Staying away from New York City's newest museum could be ruff.
The American Kennel Club Museum of the Dog reopened in New York City on Friday, after spending decades on the outskirts of St. Louis.
Located on Bark, er, Park Avenue in midtown Manhattan, the museum's collection includes a terracotta dog paw print that dates back to the Roman empire, a dog-pulled cart from the Victorian era and an extensive array of canine fine art.
Painted pooches like Millie Bush, who belonged to former president George H. W. Bush, adorn the walls, showing just how prominent our beloved pets can be.
The museum incorporates modern touches, too. There are interactive kiosks for visitors to match their facial features to a dog breed; to swipe and learn about the AKC's 193 recognized breeds; and to practice dog training with a virtual puppy. Part of the museum space will also serve as a studio for American Kennel Club TV.

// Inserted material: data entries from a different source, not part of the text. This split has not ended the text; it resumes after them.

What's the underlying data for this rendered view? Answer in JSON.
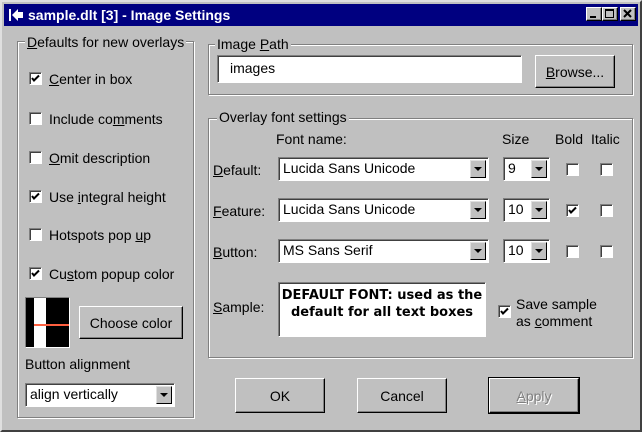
{
  "window": {
    "title": "sample.dlt [3] - Image Settings",
    "controls": {
      "minimize": "_",
      "maximize": "□",
      "close": "✕"
    }
  },
  "defaults_group": {
    "title": "Defaults for new overlays",
    "options": [
      {
        "label": "Center in box",
        "checked": true
      },
      {
        "label": "Include comments",
        "checked": false
      },
      {
        "label": "Omit description",
        "checked": false
      },
      {
        "label": "Use integral height",
        "checked": true
      },
      {
        "label": "Hotspots pop up",
        "checked": false
      },
      {
        "label": "Custom popup color",
        "checked": true
      }
    ],
    "choose_color": "Choose color",
    "button_alignment_label": "Button alignment",
    "button_alignment_value": "align vertically"
  },
  "image_path": {
    "title": "Image Path",
    "value": "images",
    "browse": "Browse..."
  },
  "font_settings": {
    "title": "Overlay font settings",
    "headers": {
      "font_name": "Font name:",
      "size": "Size",
      "bold": "Bold",
      "italic": "Italic"
    },
    "rows": [
      {
        "label": "Default:",
        "font": "Lucida Sans Unicode",
        "size": "9",
        "bold": false,
        "italic": false
      },
      {
        "label": "Feature:",
        "font": "Lucida Sans Unicode",
        "size": "10",
        "bold": true,
        "italic": false
      },
      {
        "label": "Button:",
        "font": "MS Sans Serif",
        "size": "10",
        "bold": false,
        "italic": false
      }
    ],
    "sample_label": "Sample:",
    "sample_text": "DEFAULT FONT: used as the default for all text boxes",
    "save_sample_label": "Save sample as comment",
    "save_sample_checked": true
  },
  "buttons": {
    "ok": "OK",
    "cancel": "Cancel",
    "apply": "Apply"
  },
  "colors": {
    "titlebar": "#000080",
    "face": "#c0c0c0",
    "swatch_line": "#ff6040"
  }
}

The backdrop of the museum is a library with the over 42,000 books for guests to learn more about different breeds or just canines in general.
Executive Director Alan Fausel, an art curator and appraiser, told the Associated Press that the museum hopes to give visitors "an understanding of the history of dogs, how they came to be in such different variety."
The museum originally opened in 1982 at the old AKC headquarters on Madison Ave. But due to limited space and inadequate financial support, the museum relocated to a mansion in St. Louis, according to a 1986 New York Times interview with a former museum spokeswoman.
Now the dog museum has found its way back home, reuniting with the AKC under one roof.
Brandi Hunter, the vice president of public relations and communications for the American Kennel Club, says the club hopes the move will boost museum attendance and put the collection back on the world stage.
"We know how much New Yorkers love their dogs, and we're very excited to educate them more about their dogs and help them discover new dog breeds they've never heard of before," Hunter says.
One such new dog breed is the Nederlandse Kooikerhondje, she says, a small spaniel-type dog that visitors can learn more about on the museum's "Meet the Breeds" kiosk.
Overall, the museum collection boasts about 200 pieces that puts man's best friend on full display. But leave your good boys and girls home — the museum is for humans only. (Service animals are allowed inside.)